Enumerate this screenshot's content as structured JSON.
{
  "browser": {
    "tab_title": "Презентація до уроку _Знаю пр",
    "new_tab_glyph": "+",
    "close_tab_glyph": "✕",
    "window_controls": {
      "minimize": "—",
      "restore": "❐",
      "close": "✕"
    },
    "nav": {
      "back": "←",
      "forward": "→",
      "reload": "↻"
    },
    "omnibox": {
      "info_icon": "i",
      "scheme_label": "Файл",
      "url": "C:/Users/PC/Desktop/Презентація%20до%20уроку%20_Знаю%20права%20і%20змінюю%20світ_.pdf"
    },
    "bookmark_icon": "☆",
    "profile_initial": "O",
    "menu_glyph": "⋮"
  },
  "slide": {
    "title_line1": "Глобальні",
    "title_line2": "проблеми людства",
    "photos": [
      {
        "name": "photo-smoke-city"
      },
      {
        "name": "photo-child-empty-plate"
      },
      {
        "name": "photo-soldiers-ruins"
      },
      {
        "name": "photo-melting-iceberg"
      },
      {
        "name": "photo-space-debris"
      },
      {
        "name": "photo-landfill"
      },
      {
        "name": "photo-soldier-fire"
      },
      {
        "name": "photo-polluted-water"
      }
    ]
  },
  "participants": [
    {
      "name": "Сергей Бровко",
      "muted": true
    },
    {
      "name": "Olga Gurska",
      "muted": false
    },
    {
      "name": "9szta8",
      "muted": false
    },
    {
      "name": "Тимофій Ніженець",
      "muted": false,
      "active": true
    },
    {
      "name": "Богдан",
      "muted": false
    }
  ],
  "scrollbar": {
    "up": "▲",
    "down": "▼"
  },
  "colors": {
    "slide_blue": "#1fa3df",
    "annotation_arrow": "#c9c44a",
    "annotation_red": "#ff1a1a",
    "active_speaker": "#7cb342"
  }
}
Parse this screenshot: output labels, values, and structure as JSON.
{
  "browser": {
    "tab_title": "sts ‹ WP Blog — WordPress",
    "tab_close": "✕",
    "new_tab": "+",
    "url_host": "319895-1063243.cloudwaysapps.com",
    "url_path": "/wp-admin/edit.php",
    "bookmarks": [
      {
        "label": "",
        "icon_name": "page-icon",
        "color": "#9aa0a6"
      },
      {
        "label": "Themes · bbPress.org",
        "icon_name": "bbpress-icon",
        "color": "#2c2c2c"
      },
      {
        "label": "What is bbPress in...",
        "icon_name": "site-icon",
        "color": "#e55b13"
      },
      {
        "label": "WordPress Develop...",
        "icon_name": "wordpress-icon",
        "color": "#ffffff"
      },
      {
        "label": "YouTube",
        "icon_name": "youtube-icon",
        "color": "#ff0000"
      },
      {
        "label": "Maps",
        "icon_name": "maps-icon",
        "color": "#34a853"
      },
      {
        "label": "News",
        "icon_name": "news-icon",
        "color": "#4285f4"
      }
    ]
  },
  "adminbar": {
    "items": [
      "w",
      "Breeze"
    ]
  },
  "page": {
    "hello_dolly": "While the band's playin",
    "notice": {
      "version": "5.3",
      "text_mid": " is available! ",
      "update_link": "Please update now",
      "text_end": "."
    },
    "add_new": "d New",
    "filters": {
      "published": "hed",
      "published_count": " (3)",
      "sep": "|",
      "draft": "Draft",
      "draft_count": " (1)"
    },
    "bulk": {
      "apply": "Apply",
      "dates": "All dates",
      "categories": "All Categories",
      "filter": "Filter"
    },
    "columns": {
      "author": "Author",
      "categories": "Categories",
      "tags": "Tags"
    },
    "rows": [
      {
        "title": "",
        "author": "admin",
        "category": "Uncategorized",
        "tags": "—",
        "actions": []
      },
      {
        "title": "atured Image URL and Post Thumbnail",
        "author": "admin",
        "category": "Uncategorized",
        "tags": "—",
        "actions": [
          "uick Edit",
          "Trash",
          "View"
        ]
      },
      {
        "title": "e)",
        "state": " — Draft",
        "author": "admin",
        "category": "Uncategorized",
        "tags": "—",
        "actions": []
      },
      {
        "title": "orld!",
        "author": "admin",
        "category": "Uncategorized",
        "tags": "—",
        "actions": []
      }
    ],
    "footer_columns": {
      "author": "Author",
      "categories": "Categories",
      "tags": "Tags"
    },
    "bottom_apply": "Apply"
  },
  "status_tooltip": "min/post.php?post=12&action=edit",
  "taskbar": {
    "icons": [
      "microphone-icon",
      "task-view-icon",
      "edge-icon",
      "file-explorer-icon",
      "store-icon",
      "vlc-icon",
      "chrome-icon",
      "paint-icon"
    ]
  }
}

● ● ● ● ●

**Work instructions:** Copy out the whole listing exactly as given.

**Answer for the task:**
Enumerate this screenshot's content as structured JSON.
{
  "browser": {
    "tab_title": "Презентація до уроку _Знаю пр",
    "new_tab_glyph": "+",
    "close_tab_glyph": "✕",
    "window_controls": {
      "minimize": "—",
      "restore": "❐",
      "close": "✕"
    },
    "nav": {
      "back": "←",
      "forward": "→",
      "reload": "↻"
    },
    "omnibox": {
      "info_icon": "i",
      "scheme_label": "Файл",
      "url": "C:/Users/PC/Desktop/Презентація%20до%20уроку%20_Знаю%20права%20і%20змінюю%20світ_.pdf"
    },
    "bookmark_icon": "☆",
    "profile_initial": "O",
    "menu_glyph": "⋮"
  },
  "slide": {
    "title_line1": "Глобальні",
    "title_line2": "проблеми людства",
    "photos": [
      {
        "name": "photo-smoke-city"
      },
      {
        "name": "photo-child-empty-plate"
      },
      {
        "name": "photo-soldiers-ruins"
      },
      {
        "name": "photo-melting-iceberg"
      },
      {
        "name": "photo-space-debris"
      },
      {
        "name": "photo-landfill"
      },
      {
        "name": "photo-soldier-fire"
      },
      {
        "name": "photo-polluted-water"
      }
    ]
  },
  "participants": [
    {
      "name": "Сергей Бровко",
      "muted": true
    },
    {
      "name": "Olga Gurska",
      "muted": false
    },
    {
      "name": "9szta8",
      "muted": false
    },
    {
      "name": "Тимофій Ніженець",
      "muted": false,
      "active": true
    },
    {
      "name": "Богдан",
      "muted": false
    }
  ],
  "scrollbar": {
    "up": "▲",
    "down": "▼"
  },
  "colors": {
    "slide_blue": "#1fa3df",
    "annotation_arrow": "#c9c44a",
    "annotation_red": "#ff1a1a",
    "active_speaker": "#7cb342"
  }
}
Parse this screenshot: output labels, values, and structure as JSON.
{
  "browser": {
    "tab_title": "sts ‹ WP Blog — WordPress",
    "tab_close": "✕",
    "new_tab": "+",
    "url_host": "319895-1063243.cloudwaysapps.com",
    "url_path": "/wp-admin/edit.php",
    "bookmarks": [
      {
        "label": "",
        "icon_name": "page-icon",
        "color": "#9aa0a6"
      },
      {
        "label": "Themes · bbPress.org",
        "icon_name": "bbpress-icon",
        "color": "#2c2c2c"
      },
      {
        "label": "What is bbPress in...",
        "icon_name": "site-icon",
        "color": "#e55b13"
      },
      {
        "label": "WordPress Develop...",
        "icon_name": "wordpress-icon",
        "color": "#ffffff"
      },
      {
        "label": "YouTube",
        "icon_name": "youtube-icon",
        "color": "#ff0000"
      },
      {
        "label": "Maps",
        "icon_name": "maps-icon",
        "color": "#34a853"
      },
      {
        "label": "News",
        "icon_name": "news-icon",
        "color": "#4285f4"
      }
    ]
  },
  "adminbar": {
    "items": [
      "w",
      "Breeze"
    ]
  },
  "page": {
    "hello_dolly": "While the band's playin",
    "notice": {
      "version": "5.3",
      "text_mid": " is available! ",
      "update_link": "Please update now",
      "text_end": "."
    },
    "add_new": "d New",
    "filters": {
      "published": "hed",
      "published_count": " (3)",
      "sep": "|",
      "draft": "Draft",
      "draft_count": " (1)"
    },
    "bulk": {
      "apply": "Apply",
      "dates": "All dates",
      "categories": "All Categories",
      "filter": "Filter"
    },
    "columns": {
      "author": "Author",
      "categories": "Categories",
      "tags": "Tags"
    },
    "rows": [
      {
        "title": "",
        "author": "admin",
        "category": "Uncategorized",
        "tags": "—",
        "actions": []
      },
      {
        "title": "atured Image URL and Post Thumbnail",
        "author": "admin",
        "category": "Uncategorized",
        "tags": "—",
        "actions": [
          "uick Edit",
          "Trash",
          "View"
        ]
      },
      {
        "title": "e)",
        "state": " — Draft",
        "author": "admin",
        "category": "Uncategorized",
        "tags": "—",
        "actions": []
      },
      {
        "title": "orld!",
        "author": "admin",
        "category": "Uncategorized",
        "tags": "—",
        "actions": []
      }
    ],
    "footer_columns": {
      "author": "Author",
      "categories": "Categories",
      "tags": "Tags"
    },
    "bottom_apply": "Apply"
  },
  "status_tooltip": "min/post.php?post=12&action=edit",
  "taskbar": {
    "icons": [
      "microphone-icon",
      "task-view-icon",
      "edge-icon",
      "file-explorer-icon",
      "store-icon",
      "vlc-icon",
      "chrome-icon",
      "paint-icon"
    ]
  }
}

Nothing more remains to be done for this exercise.